INFORMATION GIVEN:
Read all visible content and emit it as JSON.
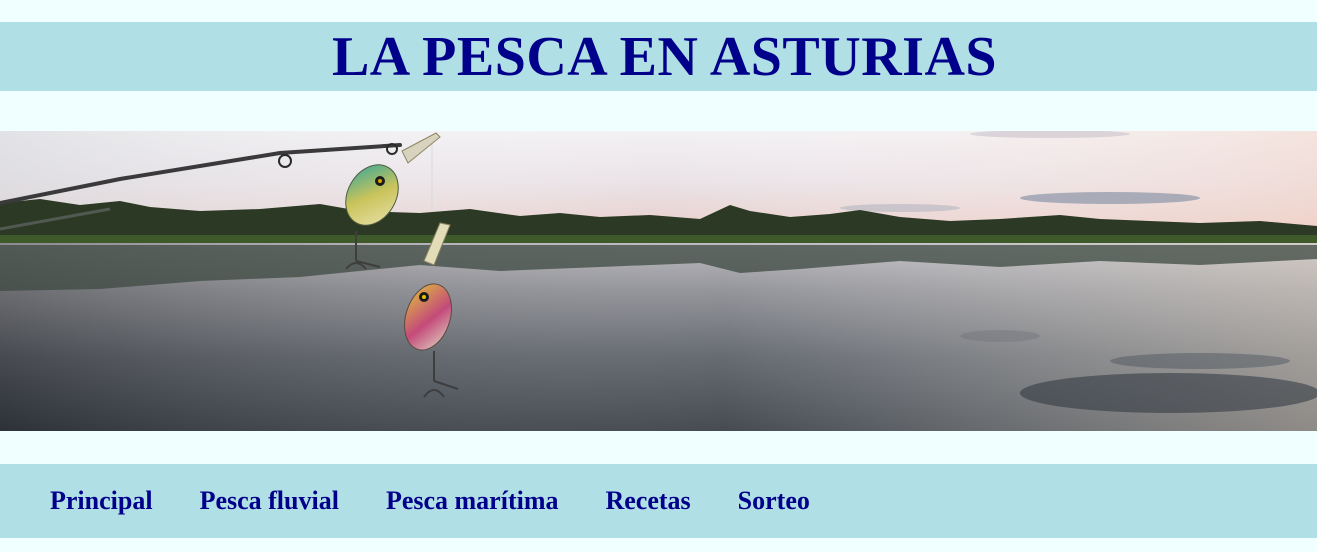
{
  "header": {
    "title": "LA PESCA EN ASTURIAS"
  },
  "banner": {
    "description_icon": "fishing-lure-lake-sunset-photo"
  },
  "nav": {
    "items": [
      {
        "label": "Principal"
      },
      {
        "label": "Pesca fluvial"
      },
      {
        "label": "Pesca marítima"
      },
      {
        "label": "Recetas"
      },
      {
        "label": "Sorteo"
      }
    ]
  },
  "colors": {
    "page_background": "#f0ffff",
    "bar_background": "#b0dfe6",
    "text": "#00008b"
  }
}
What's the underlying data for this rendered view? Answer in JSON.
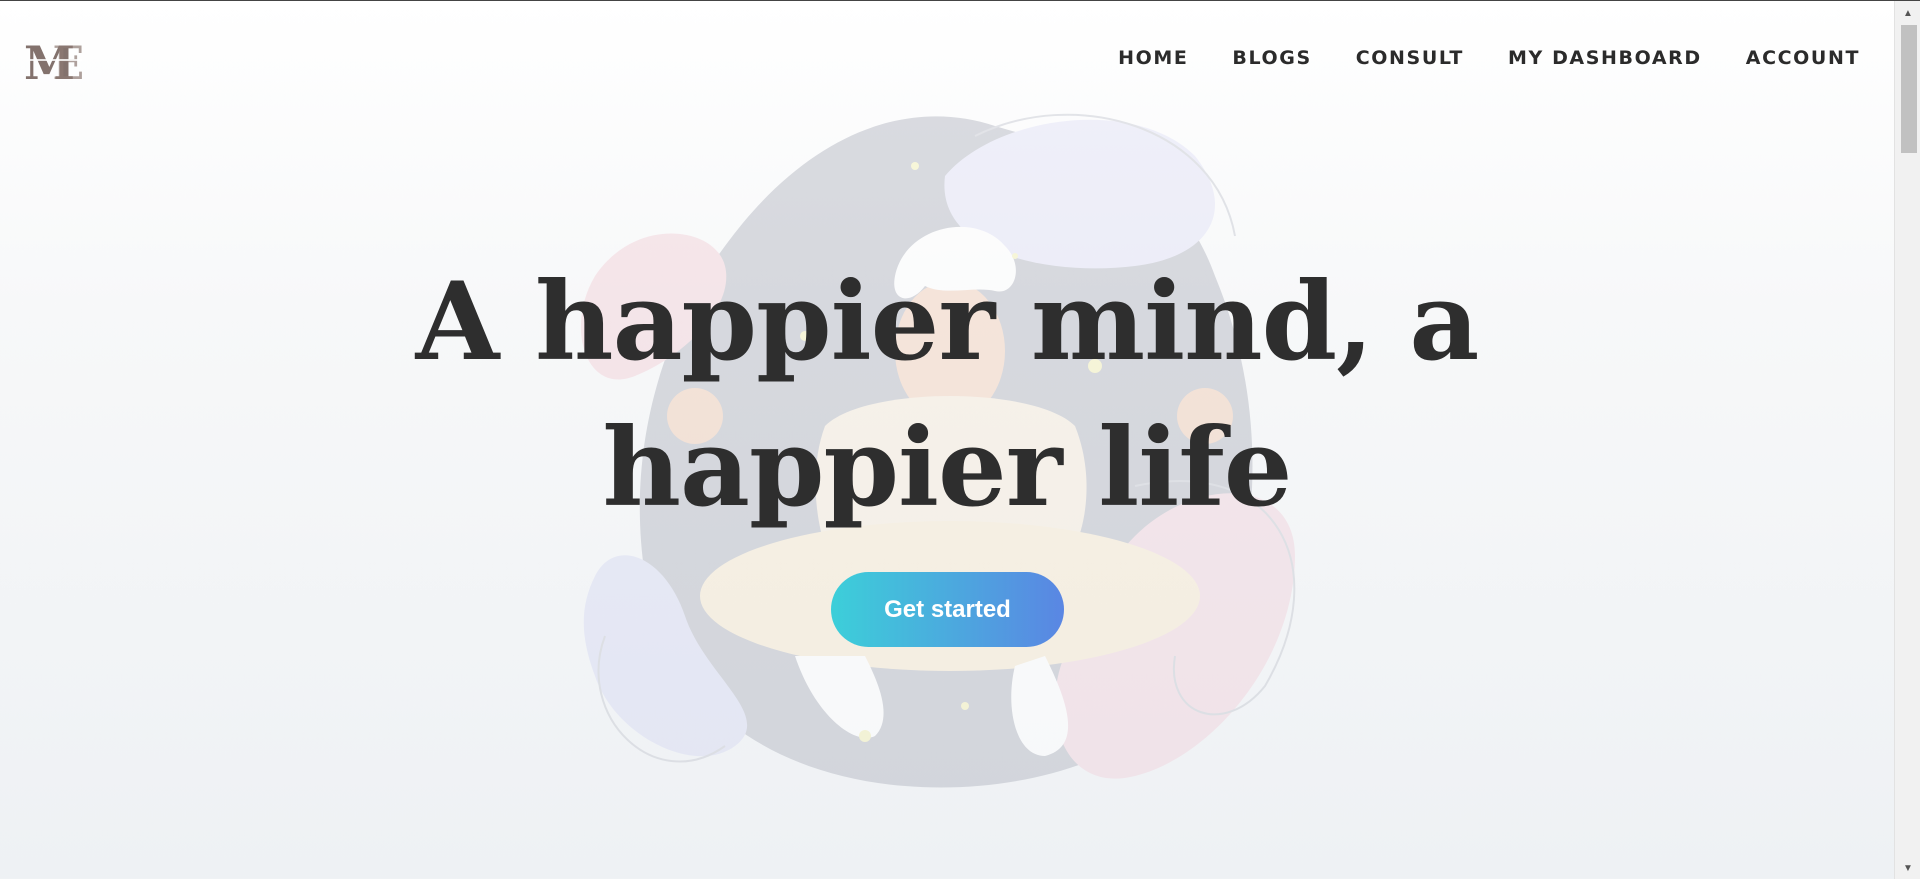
{
  "header": {
    "logo_text": "ME",
    "nav": [
      {
        "label": "HOME"
      },
      {
        "label": "BLOGS"
      },
      {
        "label": "CONSULT"
      },
      {
        "label": "MY DASHBOARD"
      },
      {
        "label": "ACCOUNT"
      }
    ]
  },
  "hero": {
    "title_line1": "A happier mind, a",
    "title_line2": "happier life",
    "cta_label": "Get started"
  },
  "colors": {
    "cta_gradient_start": "#3ccfd9",
    "cta_gradient_end": "#5a86e3",
    "text_dark": "#2e2e2e",
    "logo_brown": "#6e5a54"
  },
  "icons": {
    "logo": "me-monogram-logo",
    "scroll_up": "triangle-up-icon",
    "scroll_down": "triangle-down-icon"
  }
}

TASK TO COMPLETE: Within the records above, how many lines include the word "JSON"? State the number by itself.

ANSWER TO THIS PROBLEM: 2